I noticed I was reluctant to start the meditation, and paused to wonder why that is. What I noticed was a kind of tightness, in my chest and shoulders and neck, but also in my mind. Something about the meditation was causing me to tighten up, and that made me not want to do it each morning.
Well, there are a few choices here: 1) I could stop doing the meditation because I wasn’t enjoying it; 2) I could push myself through it even though I disliked it, or 3) I could let go of the tightness.
I chose to let go of the tightness.
It was amazing. I just noticed where the tightness was, and let it dissipate into the air. What was left was a more relaxed body, a relaxed mindset. And actually it was the relaxed mindset that ended up being most important. I could now approach the meditation with a looseness, a sense of exploration and happiness, that I couldn’t do when I was tight. And then I smiled, and things got even better.
Then I started applying that to everything I did: if I was writing and noticed tightness, I let go of the tightness and smiled — and the writing became instantly more enjoyable. Same for running, for meeting someone new, for cooking and washing and going to the store.
Every moment became instantly better.
The brilliant Lissa Rankin tells us that our mental and spiritual health are just as important as, if not more important than, our body health. She told me that at the root of it is our stress response and relaxation response to everything — work, relationships, day-to-day activities, sex and so on.
There are lots of ways to relax when we are stressed: meditation, yoga, tea, massage, exercise, talking with a friend, taking a hot bath or shower, sex. And I highly recommend all these.
But none of these actually relax you unless your mind approaches them with a relaxed attitude, and lets go of tightness. These things happen to trigger the release of tightness for most of us, but in truth, you can let go of tightness without any of these relaxing activities, no matter what you’re doing.
Here’s how to let go of tightness:
- Notice the tightness. Pay attention to your body and mindset as you do any activity: work, meetings, driving, walking, reading, cleaning, talking with a loved one. If you notice tightness, that’s your cue.
- Visualize it dissipating. Just imagine the tightness floating out of you and into the air, dissolving into little bits and then being blown away by the breeze. The simple act of this visualization can often work.
- Go from tight to loose. You can practice this right now. Pause for a second and clench your fists. Now relax them. It’s that easy. Do it with your jaw. Now your abs. Now your shoulders. You can let go of tightness just by softening, letting go of the tightening that you’re creating yourself. It works for the mind too.
- Breathe. Take in a deep, slow breath. Let your attention stay on this breath. Hold the breath in for 5 seconds, then slowly exhale and pause for another 5 seconds at the end of the exhale. Repeat a few times if you like. This can help loosen you up if you need it. If you don’t need it after Step 2 or 3, you can skip it.

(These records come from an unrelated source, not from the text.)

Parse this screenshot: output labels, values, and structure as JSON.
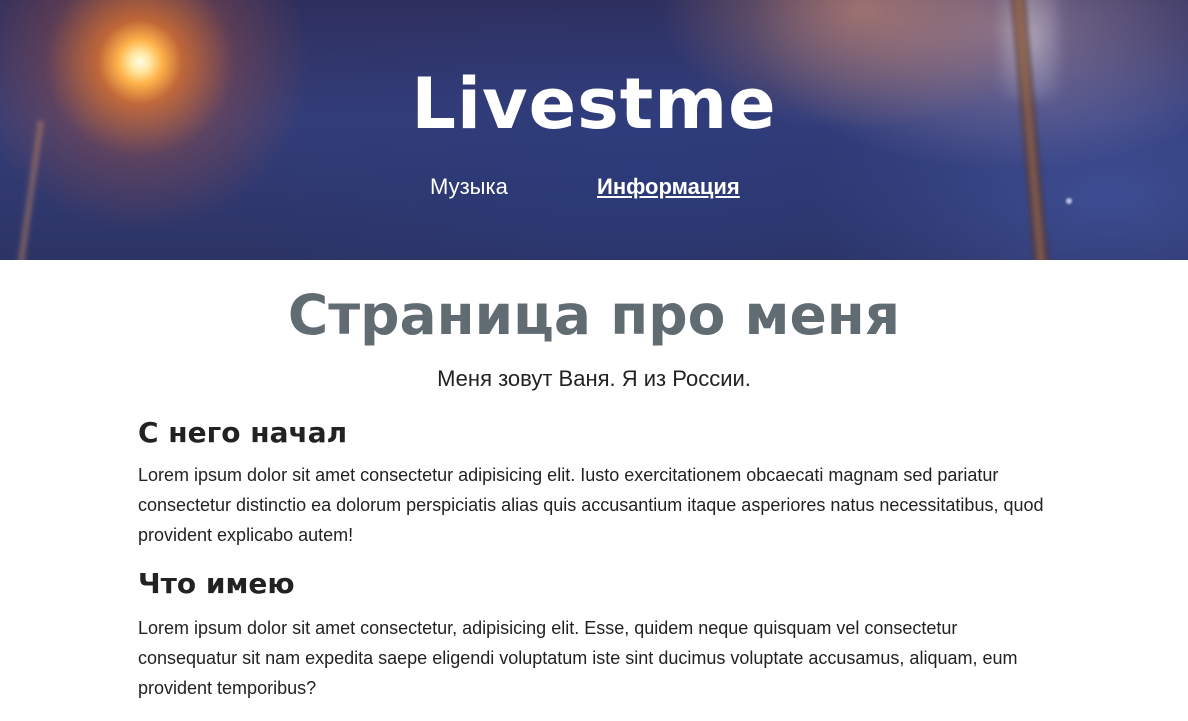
{
  "header": {
    "site_title": "Livestme",
    "nav": [
      {
        "label": "Музыка",
        "active": false
      },
      {
        "label": "Информация",
        "active": true
      }
    ]
  },
  "main": {
    "page_title": "Страница про меня",
    "intro": "Меня зовут Ваня. Я из России.",
    "sections": [
      {
        "heading": "С него начал",
        "text": "Lorem ipsum dolor sit amet consectetur adipisicing elit. Iusto exercitationem obcaecati magnam sed pariatur consectetur distinctio ea dolorum perspiciatis alias quis accusantium itaque asperiores natus necessitatibus, quod provident explicabo autem!"
      },
      {
        "heading": "Что имею",
        "text": "Lorem ipsum dolor sit amet consectetur, adipisicing elit. Esse, quidem neque quisquam vel consectetur consequatur sit nam expedita saepe eligendi voluptatum iste sint ducimus voluptate accusamus, aliquam, eum provident temporibus?"
      }
    ]
  },
  "colors": {
    "page_title": "#616b72",
    "body_text": "#222222",
    "header_text": "#ffffff"
  }
}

- Smile. This transforms everything. You can now approach any activity, any moment, with an attitude of relaxed enjoyment.
Honestly, once you’re good at it, you really only need to do one of the three middle steps (2-4). But steps 1 and 5 are crucial.
Notice the tightness, let it go, and smile. This moment, and every moment after, can become instantly better.